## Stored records
=-=-=-=-=
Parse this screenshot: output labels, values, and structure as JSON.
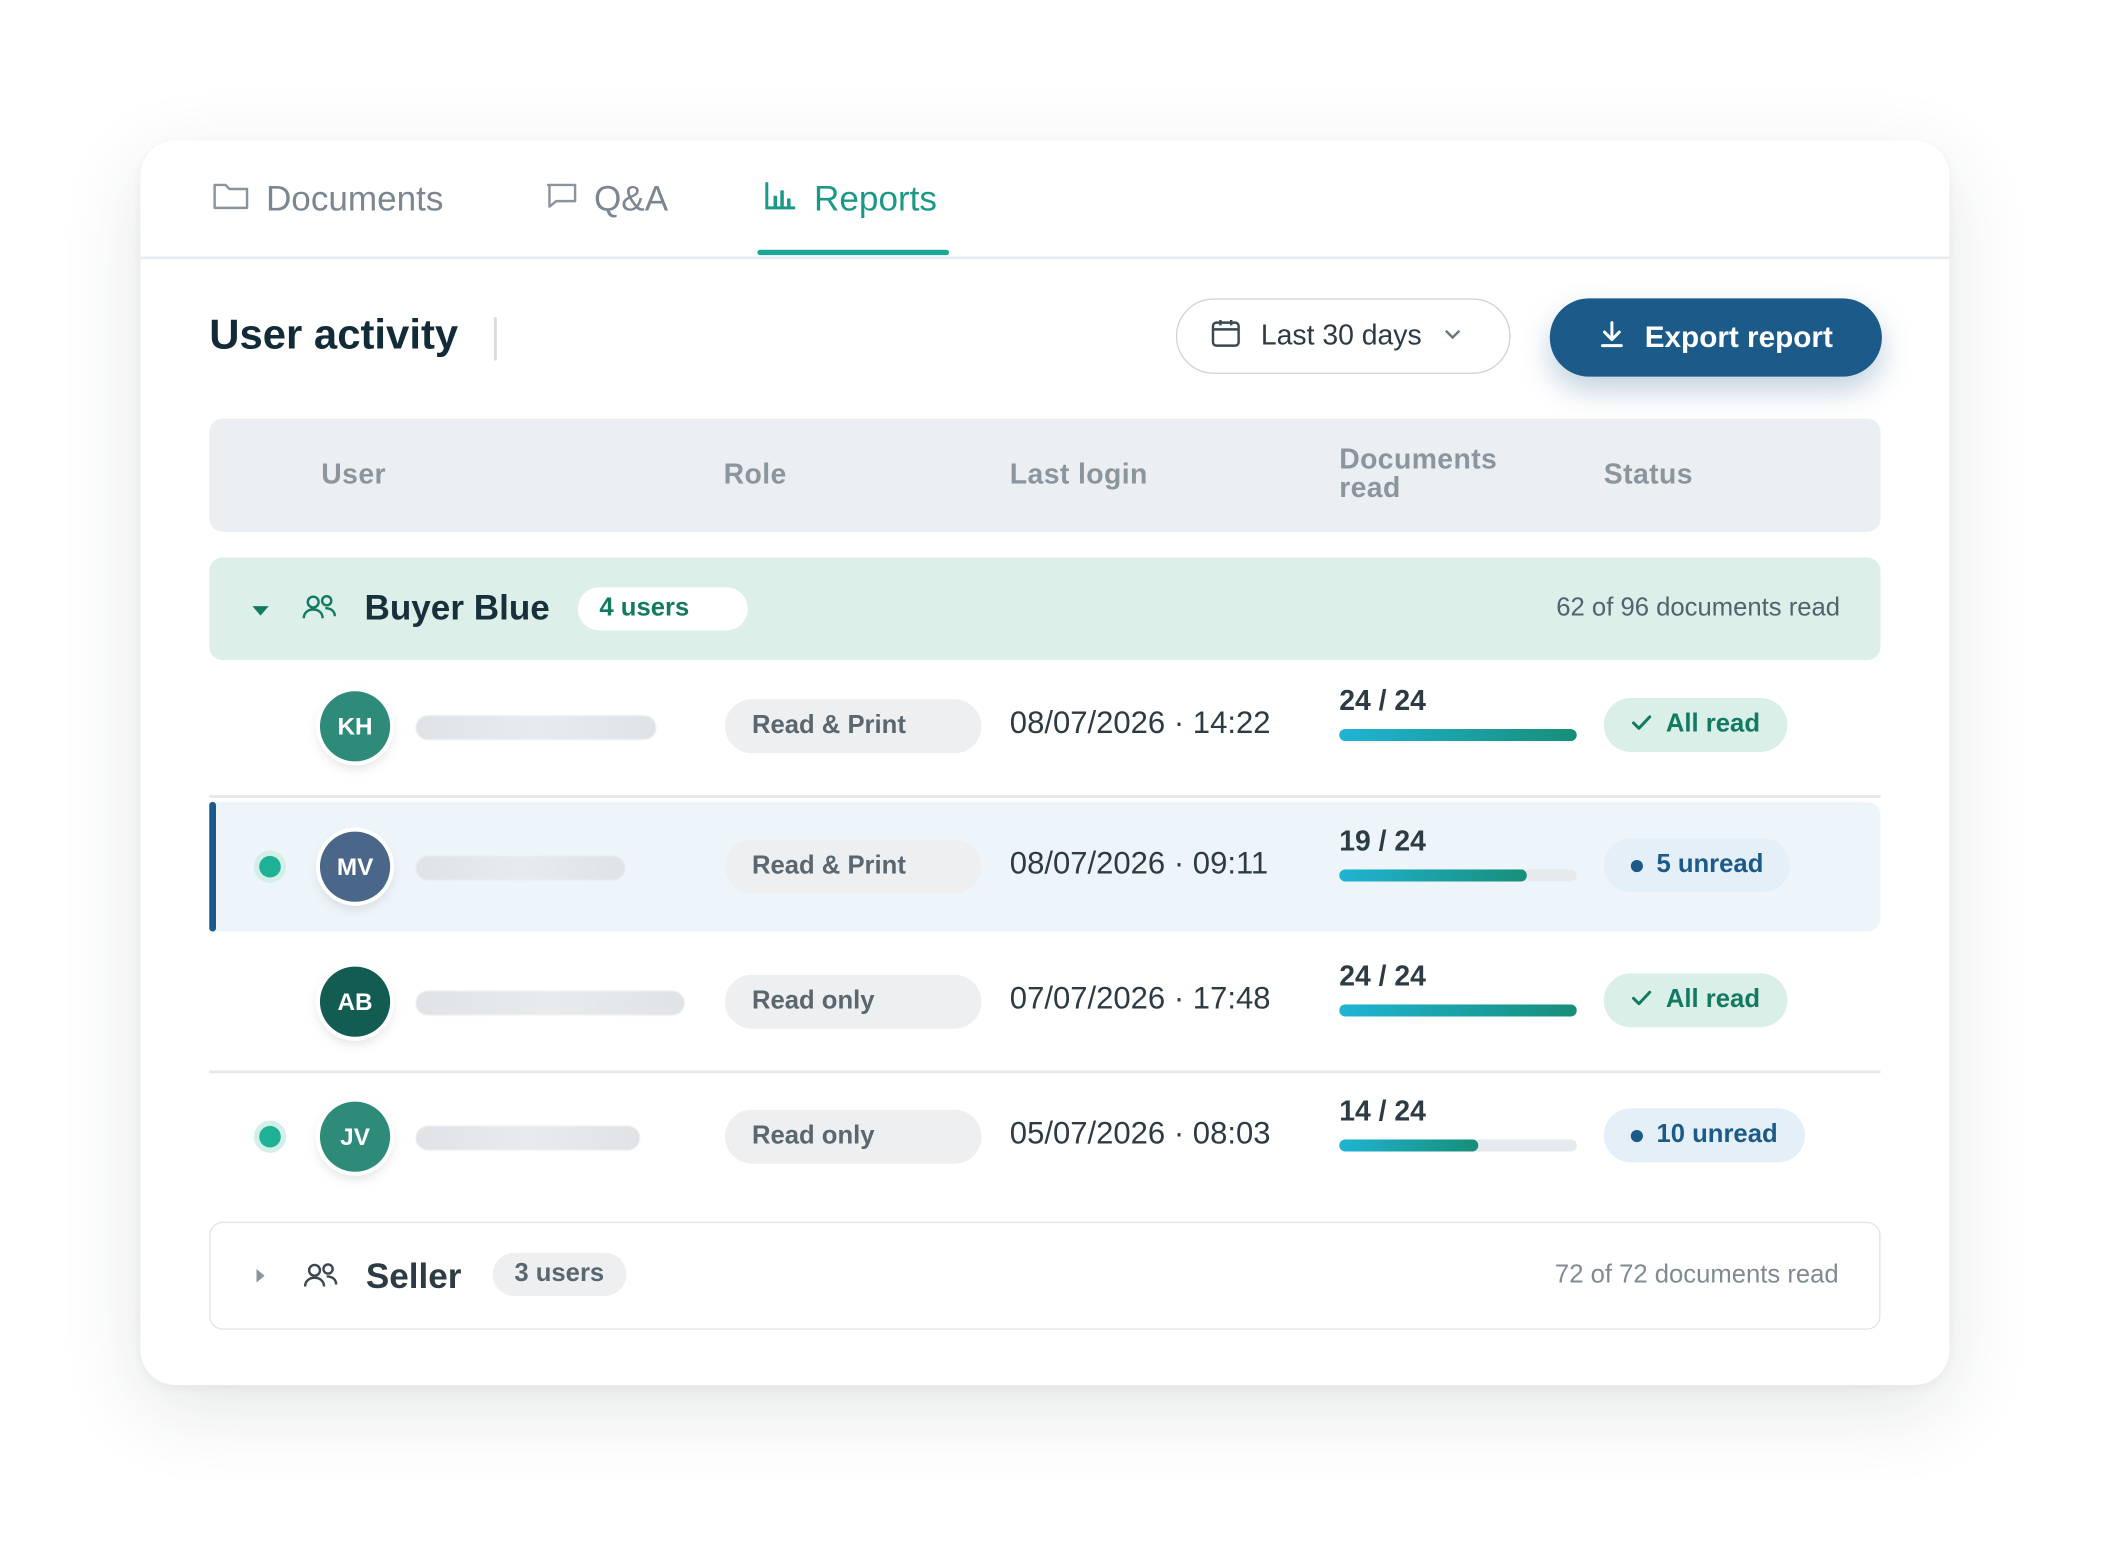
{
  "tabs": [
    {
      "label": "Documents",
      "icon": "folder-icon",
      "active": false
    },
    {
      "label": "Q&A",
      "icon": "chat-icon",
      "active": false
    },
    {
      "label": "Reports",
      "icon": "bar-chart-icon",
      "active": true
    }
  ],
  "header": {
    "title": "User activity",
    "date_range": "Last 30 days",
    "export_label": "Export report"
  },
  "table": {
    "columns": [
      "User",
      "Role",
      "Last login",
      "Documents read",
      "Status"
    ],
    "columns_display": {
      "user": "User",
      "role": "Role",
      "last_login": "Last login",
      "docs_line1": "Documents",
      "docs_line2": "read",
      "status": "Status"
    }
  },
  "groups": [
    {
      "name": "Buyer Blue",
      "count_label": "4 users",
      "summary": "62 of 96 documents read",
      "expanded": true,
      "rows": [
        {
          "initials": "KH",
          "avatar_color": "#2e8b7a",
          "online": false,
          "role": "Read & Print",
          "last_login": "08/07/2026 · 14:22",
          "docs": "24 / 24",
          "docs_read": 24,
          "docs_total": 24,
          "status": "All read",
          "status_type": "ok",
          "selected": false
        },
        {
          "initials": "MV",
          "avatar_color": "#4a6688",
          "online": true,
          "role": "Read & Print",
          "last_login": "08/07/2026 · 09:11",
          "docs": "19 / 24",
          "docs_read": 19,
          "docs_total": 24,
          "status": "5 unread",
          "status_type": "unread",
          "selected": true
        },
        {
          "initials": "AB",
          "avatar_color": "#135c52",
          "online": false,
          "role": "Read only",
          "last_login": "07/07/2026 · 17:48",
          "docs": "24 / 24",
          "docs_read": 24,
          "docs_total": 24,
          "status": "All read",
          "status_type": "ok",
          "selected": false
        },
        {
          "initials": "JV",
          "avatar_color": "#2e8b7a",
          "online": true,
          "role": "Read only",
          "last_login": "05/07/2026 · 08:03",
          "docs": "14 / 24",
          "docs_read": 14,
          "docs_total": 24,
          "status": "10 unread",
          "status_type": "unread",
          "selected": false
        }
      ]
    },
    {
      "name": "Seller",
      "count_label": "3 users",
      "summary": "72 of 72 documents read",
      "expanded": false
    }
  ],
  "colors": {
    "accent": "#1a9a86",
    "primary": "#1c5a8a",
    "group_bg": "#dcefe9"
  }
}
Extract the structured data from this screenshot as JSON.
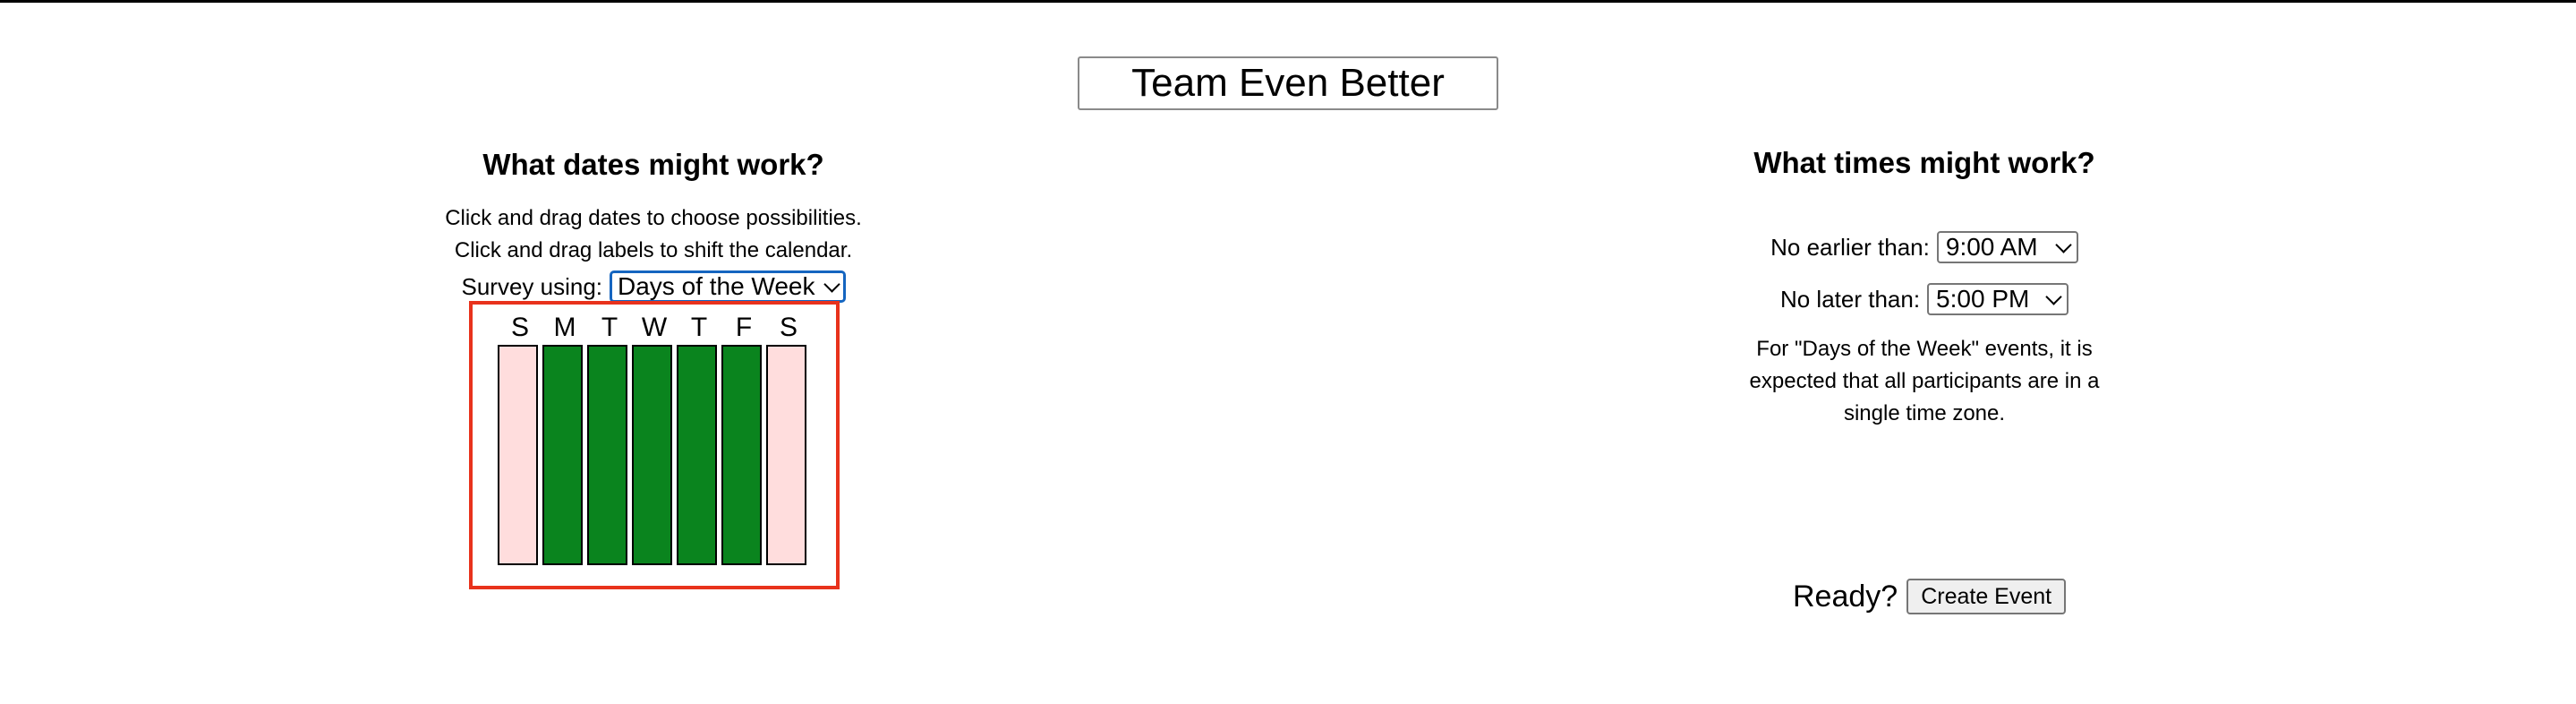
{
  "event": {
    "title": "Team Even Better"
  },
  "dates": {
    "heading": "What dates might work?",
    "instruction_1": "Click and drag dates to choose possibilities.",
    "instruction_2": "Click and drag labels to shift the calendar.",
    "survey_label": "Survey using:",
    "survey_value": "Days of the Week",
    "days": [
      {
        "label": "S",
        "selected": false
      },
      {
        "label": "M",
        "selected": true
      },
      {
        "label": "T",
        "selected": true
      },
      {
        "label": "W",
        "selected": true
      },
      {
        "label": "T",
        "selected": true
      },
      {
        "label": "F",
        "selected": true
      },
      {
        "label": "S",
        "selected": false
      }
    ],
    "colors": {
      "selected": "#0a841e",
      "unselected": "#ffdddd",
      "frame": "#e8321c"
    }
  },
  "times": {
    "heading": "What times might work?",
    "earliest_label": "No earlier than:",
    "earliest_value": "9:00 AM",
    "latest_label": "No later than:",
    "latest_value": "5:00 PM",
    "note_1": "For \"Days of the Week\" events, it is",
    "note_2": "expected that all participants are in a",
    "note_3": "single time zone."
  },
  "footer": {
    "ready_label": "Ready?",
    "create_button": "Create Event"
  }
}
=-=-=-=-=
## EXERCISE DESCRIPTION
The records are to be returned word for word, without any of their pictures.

## ANSWER
Parse this screenshot: output labels, values, and structure as JSON.
{
  "tabs": [
    {
      "label": "Documents",
      "icon": "folder-icon",
      "active": false
    },
    {
      "label": "Q&A",
      "icon": "chat-icon",
      "active": false
    },
    {
      "label": "Reports",
      "icon": "bar-chart-icon",
      "active": true
    }
  ],
  "header": {
    "title": "User activity",
    "date_range": "Last 30 days",
    "export_label": "Export report"
  },
  "table": {
    "columns": [
      "User",
      "Role",
      "Last login",
      "Documents read",
      "Status"
    ],
    "columns_display": {
      "user": "User",
      "role": "Role",
      "last_login": "Last login",
      "docs_line1": "Documents",
      "docs_line2": "read",
      "status": "Status"
    }
  },
  "groups": [
    {
      "name": "Buyer Blue",
      "count_label": "4 users",
      "summary": "62 of 96 documents read",
      "expanded": true,
      "rows": [
        {
          "initials": "KH",
          "avatar_color": "#2e8b7a",
          "online": false,
          "role": "Read & Print",
          "last_login": "08/07/2026 · 14:22",
          "docs": "24 / 24",
          "docs_read": 24,
          "docs_total": 24,
          "status": "All read",
          "status_type": "ok",
          "selected": false
        },
        {
          "initials": "MV",
          "avatar_color": "#4a6688",
          "online": true,
          "role": "Read & Print",
          "last_login": "08/07/2026 · 09:11",
          "docs": "19 / 24",
          "docs_read": 19,
          "docs_total": 24,
          "status": "5 unread",
          "status_type": "unread",
          "selected": true
        },
        {
          "initials": "AB",
          "avatar_color": "#135c52",
          "online": false,
          "role": "Read only",
          "last_login": "07/07/2026 · 17:48",
          "docs": "24 / 24",
          "docs_read": 24,
          "docs_total": 24,
          "status": "All read",
          "status_type": "ok",
          "selected": false
        },
        {
          "initials": "JV",
          "avatar_color": "#2e8b7a",
          "online": true,
          "role": "Read only",
          "last_login": "05/07/2026 · 08:03",
          "docs": "14 / 24",
          "docs_read": 14,
          "docs_total": 24,
          "status": "10 unread",
          "status_type": "unread",
          "selected": false
        }
      ]
    },
    {
      "name": "Seller",
      "count_label": "3 users",
      "summary": "72 of 72 documents read",
      "expanded": false
    }
  ],
  "colors": {
    "accent": "#1a9a86",
    "primary": "#1c5a8a",
    "group_bg": "#dcefe9"
  }
}
Extract the structured data from this screenshot as JSON.
{
  "event": {
    "title": "Team Even Better"
  },
  "dates": {
    "heading": "What dates might work?",
    "instruction_1": "Click and drag dates to choose possibilities.",
    "instruction_2": "Click and drag labels to shift the calendar.",
    "survey_label": "Survey using:",
    "survey_value": "Days of the Week",
    "days": [
      {
        "label": "S",
        "selected": false
      },
      {
        "label": "M",
        "selected": true
      },
      {
        "label": "T",
        "selected": true
      },
      {
        "label": "W",
        "selected": true
      },
      {
        "label": "T",
        "selected": true
      },
      {
        "label": "F",
        "selected": true
      },
      {
        "label": "S",
        "selected": false
      }
    ],
    "colors": {
      "selected": "#0a841e",
      "unselected": "#ffdddd",
      "frame": "#e8321c"
    }
  },
  "times": {
    "heading": "What times might work?",
    "earliest_label": "No earlier than:",
    "earliest_value": "9:00 AM",
    "latest_label": "No later than:",
    "latest_value": "5:00 PM",
    "note_1": "For \"Days of the Week\" events, it is",
    "note_2": "expected that all participants are in a",
    "note_3": "single time zone."
  },
  "footer": {
    "ready_label": "Ready?",
    "create_button": "Create Event"
  }
}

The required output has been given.